- I focused on all the good foods I could eat, not all the foods I could not. That helped.
- If I cheat even once, the diet is over. I know myself. So, I never cheat. I’m not even tempted.
- Weight loss requires some sacrifices. If weight loss was easy there wouldn’t be so many fat people.
Over time I’ll keep adding to my thought on the benefits of the Paleo Diet.
Buy this book and learn what happens to the food we put in our mouth.
America’s funniest science writer” (Washington Post) takes us down the hatch on an unforgettable tour. The alimentary canal is classic Mary Roach terrain: the questions explored in Gulp are as taboo, in their way, as the cadavers in Stiff and every bit as surreal as the universe of zero gravity explored in Packing for Mars. Why is crunchy food so appealing? Why is it so hard to find words for flavors and smells? Why doesn’t the stomach digest itself? How much can you eat before your stomach bursts? Can constipation kill you? Did it kill Elvis? In Gulp we meet scientists who tackle the questions no one else thinks of―or has the courage to ask. We go on location to a pet-food taste-test lab, a fecal transplant, and into a live stomach to observe the fate of a meal.
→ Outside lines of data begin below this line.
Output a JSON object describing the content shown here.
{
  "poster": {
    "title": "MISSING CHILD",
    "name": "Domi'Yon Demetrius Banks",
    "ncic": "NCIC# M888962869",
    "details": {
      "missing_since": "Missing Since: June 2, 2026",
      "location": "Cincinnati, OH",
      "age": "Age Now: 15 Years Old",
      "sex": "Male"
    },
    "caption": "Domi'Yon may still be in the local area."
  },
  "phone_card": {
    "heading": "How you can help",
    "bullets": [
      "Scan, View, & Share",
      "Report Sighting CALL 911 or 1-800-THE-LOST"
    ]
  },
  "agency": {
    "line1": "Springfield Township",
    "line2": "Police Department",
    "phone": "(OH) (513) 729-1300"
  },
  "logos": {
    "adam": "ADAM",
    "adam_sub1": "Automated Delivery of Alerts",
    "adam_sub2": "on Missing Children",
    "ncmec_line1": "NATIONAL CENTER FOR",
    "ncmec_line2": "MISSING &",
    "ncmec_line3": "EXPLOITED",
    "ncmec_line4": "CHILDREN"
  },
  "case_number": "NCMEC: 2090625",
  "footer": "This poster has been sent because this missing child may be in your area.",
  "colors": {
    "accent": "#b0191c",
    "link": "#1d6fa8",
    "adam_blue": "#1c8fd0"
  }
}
With Roach at our side, we travel the world, meeting murderers and mad scientists, Eskimos and exorcists (who have occasionally administered holy water rectally), rabbis and terrorists―who, it turns out, for practical reasons do not conceal bombs in their digestive tracts.
Like all of Roach’s books, Gulp is as much about human beings as it is about human bodies.